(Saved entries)

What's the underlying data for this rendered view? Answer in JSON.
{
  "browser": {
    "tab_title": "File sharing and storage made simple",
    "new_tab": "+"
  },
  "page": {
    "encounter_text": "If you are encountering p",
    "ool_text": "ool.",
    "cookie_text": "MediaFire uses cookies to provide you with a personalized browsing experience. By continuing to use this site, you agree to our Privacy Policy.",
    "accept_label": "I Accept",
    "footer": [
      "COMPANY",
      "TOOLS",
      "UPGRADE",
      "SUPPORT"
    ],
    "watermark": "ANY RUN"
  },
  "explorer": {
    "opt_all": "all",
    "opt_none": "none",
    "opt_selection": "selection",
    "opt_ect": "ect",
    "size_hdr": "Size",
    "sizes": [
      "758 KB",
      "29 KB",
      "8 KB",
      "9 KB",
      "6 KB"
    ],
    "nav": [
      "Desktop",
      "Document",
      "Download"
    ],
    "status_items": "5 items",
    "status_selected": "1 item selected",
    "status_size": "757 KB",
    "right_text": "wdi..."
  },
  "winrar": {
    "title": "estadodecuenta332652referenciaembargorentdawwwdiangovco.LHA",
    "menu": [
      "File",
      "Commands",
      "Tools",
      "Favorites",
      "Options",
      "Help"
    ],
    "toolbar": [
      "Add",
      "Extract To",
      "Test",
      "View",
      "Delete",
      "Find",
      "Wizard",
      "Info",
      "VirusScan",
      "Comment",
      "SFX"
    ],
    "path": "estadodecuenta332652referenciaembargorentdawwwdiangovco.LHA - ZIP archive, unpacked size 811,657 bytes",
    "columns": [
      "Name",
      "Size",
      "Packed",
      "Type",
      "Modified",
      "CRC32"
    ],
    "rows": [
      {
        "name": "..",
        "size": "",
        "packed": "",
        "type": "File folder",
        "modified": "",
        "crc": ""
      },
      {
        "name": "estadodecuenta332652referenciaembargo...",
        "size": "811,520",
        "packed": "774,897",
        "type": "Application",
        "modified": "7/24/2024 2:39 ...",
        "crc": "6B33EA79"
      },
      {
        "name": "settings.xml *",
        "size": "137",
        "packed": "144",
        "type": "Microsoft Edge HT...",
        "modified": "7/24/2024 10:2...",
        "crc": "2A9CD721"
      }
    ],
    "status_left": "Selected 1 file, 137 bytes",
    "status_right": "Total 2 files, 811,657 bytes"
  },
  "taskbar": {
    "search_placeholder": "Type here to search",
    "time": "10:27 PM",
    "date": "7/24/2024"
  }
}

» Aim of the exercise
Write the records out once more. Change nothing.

» Problem solution
What's the underlying data for this rendered view? Answer in JSON.
{
  "browser": {
    "tab_title": "File sharing and storage made simple",
    "new_tab": "+"
  },
  "page": {
    "encounter_text": "If you are encountering p",
    "ool_text": "ool.",
    "cookie_text": "MediaFire uses cookies to provide you with a personalized browsing experience. By continuing to use this site, you agree to our Privacy Policy.",
    "accept_label": "I Accept",
    "footer": [
      "COMPANY",
      "TOOLS",
      "UPGRADE",
      "SUPPORT"
    ],
    "watermark": "ANY RUN"
  },
  "explorer": {
    "opt_all": "all",
    "opt_none": "none",
    "opt_selection": "selection",
    "opt_ect": "ect",
    "size_hdr": "Size",
    "sizes": [
      "758 KB",
      "29 KB",
      "8 KB",
      "9 KB",
      "6 KB"
    ],
    "nav": [
      "Desktop",
      "Document",
      "Download"
    ],
    "status_items": "5 items",
    "status_selected": "1 item selected",
    "status_size": "757 KB",
    "right_text": "wdi..."
  },
  "winrar": {
    "title": "estadodecuenta332652referenciaembargorentdawwwdiangovco.LHA",
    "menu": [
      "File",
      "Commands",
      "Tools",
      "Favorites",
      "Options",
      "Help"
    ],
    "toolbar": [
      "Add",
      "Extract To",
      "Test",
      "View",
      "Delete",
      "Find",
      "Wizard",
      "Info",
      "VirusScan",
      "Comment",
      "SFX"
    ],
    "path": "estadodecuenta332652referenciaembargorentdawwwdiangovco.LHA - ZIP archive, unpacked size 811,657 bytes",
    "columns": [
      "Name",
      "Size",
      "Packed",
      "Type",
      "Modified",
      "CRC32"
    ],
    "rows": [
      {
        "name": "..",
        "size": "",
        "packed": "",
        "type": "File folder",
        "modified": "",
        "crc": ""
      },
      {
        "name": "estadodecuenta332652referenciaembargo...",
        "size": "811,520",
        "packed": "774,897",
        "type": "Application",
        "modified": "7/24/2024 2:39 ...",
        "crc": "6B33EA79"
      },
      {
        "name": "settings.xml *",
        "size": "137",
        "packed": "144",
        "type": "Microsoft Edge HT...",
        "modified": "7/24/2024 10:2...",
        "crc": "2A9CD721"
      }
    ],
    "status_left": "Selected 1 file, 137 bytes",
    "status_right": "Total 2 files, 811,657 bytes"
  },
  "taskbar": {
    "search_placeholder": "Type here to search",
    "time": "10:27 PM",
    "date": "7/24/2024"
  }
}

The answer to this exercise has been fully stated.